How the Kidney manages Protein
Your kidneys filter waste products from your blood allowing a clean and filtered supply to continue to flow through your body. Your kidneys ensure the blood re-entering your veins contains exactly what your body needs.
The kidney deals with 2 basic types of Proteins: small proteins and large proteins.
Smaller proteins are absorbed as they pass through the kidney, broken down into amino acids and returned to the blood whereas large protein molecules, like Albumin, are retained in the blood due to their size.
An Albumin molecule is a flexible ellipsoid molecule about 3.6 nanometres in diameter and 15nm long. It encounters the kidney’s filter slit which is about 3.5nm wide. During blood filtration most albumin molecules do not pass through the kidney’s filter due to its physical properties, however, some will pass through due to their ellipsoid shape and their flexible nature somehow slipping through the filtration slit.
There are estimates that the kidney reabsorbs about 9.6 g per day of low weight protein molecules per day and filters and retains about 3.2g per day of Albumin per day.
Protein is important for the functioning of your body as it is in every cell in the body and is used to build and repair tissue, make enzymes, hormones, and other chemicals as well as being an important building block of bones, muscles, cartilage, skin, and blood.
What causes Protein in Urine?

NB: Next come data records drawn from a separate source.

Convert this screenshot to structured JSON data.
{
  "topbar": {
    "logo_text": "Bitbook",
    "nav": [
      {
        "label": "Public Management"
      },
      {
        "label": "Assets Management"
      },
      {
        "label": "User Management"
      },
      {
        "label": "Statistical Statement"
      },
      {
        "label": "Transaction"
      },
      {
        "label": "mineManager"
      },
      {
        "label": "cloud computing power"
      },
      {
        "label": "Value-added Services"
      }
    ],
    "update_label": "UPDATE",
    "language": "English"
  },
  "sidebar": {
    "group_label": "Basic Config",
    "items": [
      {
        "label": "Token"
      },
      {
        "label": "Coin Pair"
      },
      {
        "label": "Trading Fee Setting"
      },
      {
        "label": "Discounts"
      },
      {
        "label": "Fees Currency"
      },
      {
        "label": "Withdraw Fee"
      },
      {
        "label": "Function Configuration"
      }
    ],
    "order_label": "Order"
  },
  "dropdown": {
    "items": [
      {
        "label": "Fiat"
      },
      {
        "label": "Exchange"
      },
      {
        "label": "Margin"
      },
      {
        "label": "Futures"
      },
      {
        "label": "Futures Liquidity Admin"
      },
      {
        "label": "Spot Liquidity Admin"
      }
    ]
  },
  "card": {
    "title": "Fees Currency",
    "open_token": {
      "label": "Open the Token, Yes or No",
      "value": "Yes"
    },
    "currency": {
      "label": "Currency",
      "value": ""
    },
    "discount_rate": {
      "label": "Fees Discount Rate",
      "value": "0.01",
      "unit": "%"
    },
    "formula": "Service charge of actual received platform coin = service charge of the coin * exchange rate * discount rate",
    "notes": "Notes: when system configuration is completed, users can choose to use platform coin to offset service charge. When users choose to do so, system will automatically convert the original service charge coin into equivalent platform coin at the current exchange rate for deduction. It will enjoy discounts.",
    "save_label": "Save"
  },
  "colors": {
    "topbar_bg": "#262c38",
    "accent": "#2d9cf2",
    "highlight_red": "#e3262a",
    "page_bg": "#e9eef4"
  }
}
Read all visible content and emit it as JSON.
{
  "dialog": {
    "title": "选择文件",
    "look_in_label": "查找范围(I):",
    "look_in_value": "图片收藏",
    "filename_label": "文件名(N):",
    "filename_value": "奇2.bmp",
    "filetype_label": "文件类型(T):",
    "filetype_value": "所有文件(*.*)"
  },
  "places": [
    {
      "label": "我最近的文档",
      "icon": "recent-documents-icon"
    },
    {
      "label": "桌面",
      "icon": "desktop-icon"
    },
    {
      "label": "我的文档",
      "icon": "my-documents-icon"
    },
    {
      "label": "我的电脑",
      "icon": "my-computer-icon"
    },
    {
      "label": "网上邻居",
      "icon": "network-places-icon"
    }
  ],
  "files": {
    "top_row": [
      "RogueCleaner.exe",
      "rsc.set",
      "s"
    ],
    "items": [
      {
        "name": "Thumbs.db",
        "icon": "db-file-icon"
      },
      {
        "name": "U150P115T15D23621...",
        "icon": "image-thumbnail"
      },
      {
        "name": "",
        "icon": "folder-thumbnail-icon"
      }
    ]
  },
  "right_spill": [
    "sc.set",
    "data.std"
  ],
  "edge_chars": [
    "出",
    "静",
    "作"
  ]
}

As mentioned above, some protein will appear in your urine as part of the normal functioning of the body. There are healthy reasons why this base level of protein may increase, and unhealthy reasons which may indicate the presence of a condition that requires medical treatment.
Normal stresses such as exercise, dehydration, emotional stress, fever and pregnancy can lead to temporary increased protein excretion in the urine. This is not permanent and protein excretion will return to normal once the stress to the body has been removed.
If there is presence of protein in urine in the absence of the above stresses, and, or it appears over a longer period of time, this can be an important indicator of renal disease.
Kidney disease is insidious as it can develop undetected in the body until it is in a very late stage and it is too late to intervene to avoid serious health issues. Detecting Protein in Urine is important as it may be the first sign of a serious problem and may appear long before other clinical symptoms.
Before jumping to the most serious conclusions, it is important to understand some factors, temporary conditions or existing diagnosed diseases that can lead to increased protein in urine.
If you having any of the above conditions and have protein in urine, you are at high risk of developing further complications and should work with your Doctor to diagnose and manage any problems. Every time you protein appears in your urine it means protein has breached your kidney filters.
It’s, therefore, important to:
Protein in Urine and Kidney Damage
What you can do
In any of the situations described in this article you can act proactively and better understand your condition by routinely checking, monitoring your urine, follow your disease evolution and share your results with your doctor.
The existence of low cost and widely available urine tests are a handy tool to help you do this. By testing Urine at home you can track the levels of protein in your urine, identify a potential urinary tract infection and other conditions and enable you to take action before the presence of other physical symptoms.